● Work request
Your answer should consist of all lines in the listing that hold the word "CATIA".

● Data
· · · · ·

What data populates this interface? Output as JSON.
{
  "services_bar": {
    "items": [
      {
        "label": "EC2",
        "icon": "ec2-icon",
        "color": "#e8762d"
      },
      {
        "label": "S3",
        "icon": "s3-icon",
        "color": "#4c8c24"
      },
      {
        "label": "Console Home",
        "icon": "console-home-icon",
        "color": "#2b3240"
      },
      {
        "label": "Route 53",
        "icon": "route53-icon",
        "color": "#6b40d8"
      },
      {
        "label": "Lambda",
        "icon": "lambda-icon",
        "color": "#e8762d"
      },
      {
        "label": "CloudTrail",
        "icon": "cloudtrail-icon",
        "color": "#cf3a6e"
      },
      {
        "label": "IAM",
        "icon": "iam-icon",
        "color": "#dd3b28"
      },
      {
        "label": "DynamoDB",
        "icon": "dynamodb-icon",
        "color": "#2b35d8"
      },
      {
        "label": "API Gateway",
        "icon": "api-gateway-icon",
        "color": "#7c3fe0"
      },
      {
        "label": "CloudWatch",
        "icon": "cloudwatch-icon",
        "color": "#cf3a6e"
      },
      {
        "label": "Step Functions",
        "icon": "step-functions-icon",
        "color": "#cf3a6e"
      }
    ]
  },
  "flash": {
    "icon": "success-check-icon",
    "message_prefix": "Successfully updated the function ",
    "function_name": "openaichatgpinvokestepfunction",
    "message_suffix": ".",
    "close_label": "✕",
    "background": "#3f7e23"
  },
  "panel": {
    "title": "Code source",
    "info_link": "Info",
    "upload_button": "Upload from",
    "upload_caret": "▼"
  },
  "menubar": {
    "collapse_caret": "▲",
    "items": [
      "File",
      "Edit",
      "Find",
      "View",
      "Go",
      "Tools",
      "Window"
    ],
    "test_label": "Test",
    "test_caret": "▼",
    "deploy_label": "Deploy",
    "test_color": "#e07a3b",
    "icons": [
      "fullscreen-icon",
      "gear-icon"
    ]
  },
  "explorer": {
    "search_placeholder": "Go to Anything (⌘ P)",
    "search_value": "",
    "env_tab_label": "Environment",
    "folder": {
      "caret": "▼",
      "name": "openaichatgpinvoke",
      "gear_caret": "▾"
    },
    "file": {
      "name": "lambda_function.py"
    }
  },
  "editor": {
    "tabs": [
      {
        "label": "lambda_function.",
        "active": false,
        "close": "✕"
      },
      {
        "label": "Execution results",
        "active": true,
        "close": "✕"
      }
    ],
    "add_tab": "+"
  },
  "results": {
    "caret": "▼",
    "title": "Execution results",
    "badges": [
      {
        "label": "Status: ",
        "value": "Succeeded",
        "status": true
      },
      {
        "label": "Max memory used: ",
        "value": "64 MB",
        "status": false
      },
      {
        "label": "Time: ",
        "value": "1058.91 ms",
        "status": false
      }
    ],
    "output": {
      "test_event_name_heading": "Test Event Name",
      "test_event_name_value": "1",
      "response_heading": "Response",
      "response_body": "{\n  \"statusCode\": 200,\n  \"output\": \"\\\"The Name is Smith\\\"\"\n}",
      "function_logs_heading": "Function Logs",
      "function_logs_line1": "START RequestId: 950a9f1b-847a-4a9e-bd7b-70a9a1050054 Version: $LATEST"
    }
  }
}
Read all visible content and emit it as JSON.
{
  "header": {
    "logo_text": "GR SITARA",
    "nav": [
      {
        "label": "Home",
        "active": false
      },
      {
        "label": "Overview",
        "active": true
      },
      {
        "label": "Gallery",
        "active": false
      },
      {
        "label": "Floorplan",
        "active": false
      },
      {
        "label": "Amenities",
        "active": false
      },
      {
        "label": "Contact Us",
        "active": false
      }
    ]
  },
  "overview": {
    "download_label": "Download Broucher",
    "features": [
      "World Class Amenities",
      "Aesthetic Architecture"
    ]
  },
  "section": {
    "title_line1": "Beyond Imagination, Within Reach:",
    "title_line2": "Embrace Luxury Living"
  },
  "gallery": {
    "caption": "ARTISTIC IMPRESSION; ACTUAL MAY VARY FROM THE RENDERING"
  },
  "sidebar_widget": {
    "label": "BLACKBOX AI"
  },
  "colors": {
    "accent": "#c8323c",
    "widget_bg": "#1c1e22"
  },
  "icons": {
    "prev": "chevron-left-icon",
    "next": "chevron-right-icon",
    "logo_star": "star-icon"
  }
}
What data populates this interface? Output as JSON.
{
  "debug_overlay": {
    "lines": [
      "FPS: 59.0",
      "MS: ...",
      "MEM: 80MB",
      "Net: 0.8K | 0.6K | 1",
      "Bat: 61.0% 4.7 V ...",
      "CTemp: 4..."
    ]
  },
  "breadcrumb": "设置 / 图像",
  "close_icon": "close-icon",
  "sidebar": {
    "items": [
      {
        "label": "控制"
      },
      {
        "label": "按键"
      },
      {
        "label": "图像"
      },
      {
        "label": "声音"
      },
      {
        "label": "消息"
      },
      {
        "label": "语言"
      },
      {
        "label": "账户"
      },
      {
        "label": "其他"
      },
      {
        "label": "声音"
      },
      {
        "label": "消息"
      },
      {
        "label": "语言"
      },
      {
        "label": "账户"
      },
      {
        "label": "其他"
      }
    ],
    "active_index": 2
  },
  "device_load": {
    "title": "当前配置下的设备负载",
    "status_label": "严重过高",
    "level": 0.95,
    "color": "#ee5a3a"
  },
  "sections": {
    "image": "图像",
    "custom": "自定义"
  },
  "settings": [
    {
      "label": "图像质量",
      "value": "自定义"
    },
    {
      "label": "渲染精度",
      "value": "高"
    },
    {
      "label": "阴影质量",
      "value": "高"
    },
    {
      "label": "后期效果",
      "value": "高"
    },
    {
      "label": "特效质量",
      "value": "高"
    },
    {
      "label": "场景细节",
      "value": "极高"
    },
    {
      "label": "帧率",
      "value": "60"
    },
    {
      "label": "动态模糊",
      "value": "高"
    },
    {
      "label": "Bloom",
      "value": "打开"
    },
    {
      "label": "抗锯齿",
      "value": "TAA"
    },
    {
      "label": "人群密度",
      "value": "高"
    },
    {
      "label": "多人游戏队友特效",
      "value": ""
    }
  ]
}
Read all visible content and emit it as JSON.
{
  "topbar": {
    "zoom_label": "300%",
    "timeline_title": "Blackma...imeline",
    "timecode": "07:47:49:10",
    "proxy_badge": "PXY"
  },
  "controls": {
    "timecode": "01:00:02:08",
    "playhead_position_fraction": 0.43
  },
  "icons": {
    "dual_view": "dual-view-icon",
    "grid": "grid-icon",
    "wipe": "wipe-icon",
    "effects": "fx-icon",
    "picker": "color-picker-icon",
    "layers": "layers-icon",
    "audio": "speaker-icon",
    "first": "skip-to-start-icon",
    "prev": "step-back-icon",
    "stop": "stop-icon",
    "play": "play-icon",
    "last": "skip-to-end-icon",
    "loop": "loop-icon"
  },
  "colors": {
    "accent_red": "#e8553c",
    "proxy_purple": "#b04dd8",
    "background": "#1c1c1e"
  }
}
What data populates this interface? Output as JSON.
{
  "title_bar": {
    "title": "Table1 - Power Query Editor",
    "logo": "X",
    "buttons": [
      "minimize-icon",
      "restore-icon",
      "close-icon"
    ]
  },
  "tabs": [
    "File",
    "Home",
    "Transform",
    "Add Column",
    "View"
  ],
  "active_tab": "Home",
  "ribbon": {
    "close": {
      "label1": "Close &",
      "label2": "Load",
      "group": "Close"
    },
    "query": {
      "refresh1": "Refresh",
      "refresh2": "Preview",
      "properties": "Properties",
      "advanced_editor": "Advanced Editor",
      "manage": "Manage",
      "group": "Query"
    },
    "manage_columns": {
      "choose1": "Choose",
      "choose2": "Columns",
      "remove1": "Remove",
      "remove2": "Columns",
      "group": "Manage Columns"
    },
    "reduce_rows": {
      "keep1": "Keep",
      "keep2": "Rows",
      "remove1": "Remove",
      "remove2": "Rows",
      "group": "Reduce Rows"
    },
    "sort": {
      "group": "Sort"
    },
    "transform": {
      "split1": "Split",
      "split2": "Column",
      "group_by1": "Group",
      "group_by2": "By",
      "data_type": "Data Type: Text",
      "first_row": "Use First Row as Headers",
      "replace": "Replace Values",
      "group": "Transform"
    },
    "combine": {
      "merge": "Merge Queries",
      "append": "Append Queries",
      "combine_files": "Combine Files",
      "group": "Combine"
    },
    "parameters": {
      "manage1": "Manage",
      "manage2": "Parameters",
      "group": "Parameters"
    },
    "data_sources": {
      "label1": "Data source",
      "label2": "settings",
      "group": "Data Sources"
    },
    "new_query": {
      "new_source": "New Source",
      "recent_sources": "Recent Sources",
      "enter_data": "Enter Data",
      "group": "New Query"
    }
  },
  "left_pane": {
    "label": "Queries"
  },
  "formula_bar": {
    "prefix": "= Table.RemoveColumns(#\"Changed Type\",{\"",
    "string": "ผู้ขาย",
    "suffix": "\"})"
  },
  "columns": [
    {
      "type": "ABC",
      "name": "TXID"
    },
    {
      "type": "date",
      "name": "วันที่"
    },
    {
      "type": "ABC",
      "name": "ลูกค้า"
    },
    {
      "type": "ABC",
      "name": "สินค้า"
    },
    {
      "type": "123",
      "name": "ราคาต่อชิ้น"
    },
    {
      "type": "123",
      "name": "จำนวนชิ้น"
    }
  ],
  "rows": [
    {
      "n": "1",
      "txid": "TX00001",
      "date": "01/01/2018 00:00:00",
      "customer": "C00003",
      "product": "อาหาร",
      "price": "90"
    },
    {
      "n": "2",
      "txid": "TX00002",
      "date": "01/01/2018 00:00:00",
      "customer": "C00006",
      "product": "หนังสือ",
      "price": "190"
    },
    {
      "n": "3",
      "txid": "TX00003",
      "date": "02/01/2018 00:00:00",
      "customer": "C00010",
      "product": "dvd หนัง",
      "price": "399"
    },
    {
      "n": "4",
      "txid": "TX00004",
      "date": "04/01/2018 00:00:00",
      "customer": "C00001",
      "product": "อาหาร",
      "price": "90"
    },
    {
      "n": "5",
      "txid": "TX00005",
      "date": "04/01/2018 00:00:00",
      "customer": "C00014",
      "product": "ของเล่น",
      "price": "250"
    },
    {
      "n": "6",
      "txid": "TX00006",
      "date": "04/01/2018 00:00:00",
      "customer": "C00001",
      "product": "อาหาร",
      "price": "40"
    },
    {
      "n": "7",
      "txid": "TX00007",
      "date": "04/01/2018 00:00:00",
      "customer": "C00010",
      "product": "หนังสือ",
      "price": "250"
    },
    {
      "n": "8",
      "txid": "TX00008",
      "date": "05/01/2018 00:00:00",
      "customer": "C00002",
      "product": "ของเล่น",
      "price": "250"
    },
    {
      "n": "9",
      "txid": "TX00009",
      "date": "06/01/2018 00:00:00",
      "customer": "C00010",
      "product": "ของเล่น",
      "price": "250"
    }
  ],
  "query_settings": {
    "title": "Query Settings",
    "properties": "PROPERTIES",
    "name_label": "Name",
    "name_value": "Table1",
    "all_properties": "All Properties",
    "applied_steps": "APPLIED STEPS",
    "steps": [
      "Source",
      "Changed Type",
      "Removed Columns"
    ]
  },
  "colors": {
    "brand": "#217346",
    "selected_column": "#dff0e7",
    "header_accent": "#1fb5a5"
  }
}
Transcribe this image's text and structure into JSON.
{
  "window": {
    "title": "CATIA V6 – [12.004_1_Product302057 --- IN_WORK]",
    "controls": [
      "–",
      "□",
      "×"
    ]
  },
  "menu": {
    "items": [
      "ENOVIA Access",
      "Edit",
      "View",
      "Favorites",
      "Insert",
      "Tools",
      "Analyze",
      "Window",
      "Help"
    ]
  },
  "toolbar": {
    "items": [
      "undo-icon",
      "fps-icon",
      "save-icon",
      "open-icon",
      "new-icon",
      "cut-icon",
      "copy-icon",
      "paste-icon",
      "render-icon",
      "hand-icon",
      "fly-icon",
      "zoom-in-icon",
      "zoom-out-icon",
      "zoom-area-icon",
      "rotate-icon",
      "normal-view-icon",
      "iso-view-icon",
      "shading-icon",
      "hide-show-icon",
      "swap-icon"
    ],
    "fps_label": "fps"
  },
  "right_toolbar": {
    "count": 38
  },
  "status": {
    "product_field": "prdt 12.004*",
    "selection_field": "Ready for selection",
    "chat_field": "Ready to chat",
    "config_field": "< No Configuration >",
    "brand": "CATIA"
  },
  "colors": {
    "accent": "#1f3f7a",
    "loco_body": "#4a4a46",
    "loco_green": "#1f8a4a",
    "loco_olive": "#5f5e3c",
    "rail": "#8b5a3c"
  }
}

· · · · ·

● Result for this exercise
    "title": "CATIA V6 – [12.004_1_Product302057 --- IN_WORK]",
    "brand": "CATIA"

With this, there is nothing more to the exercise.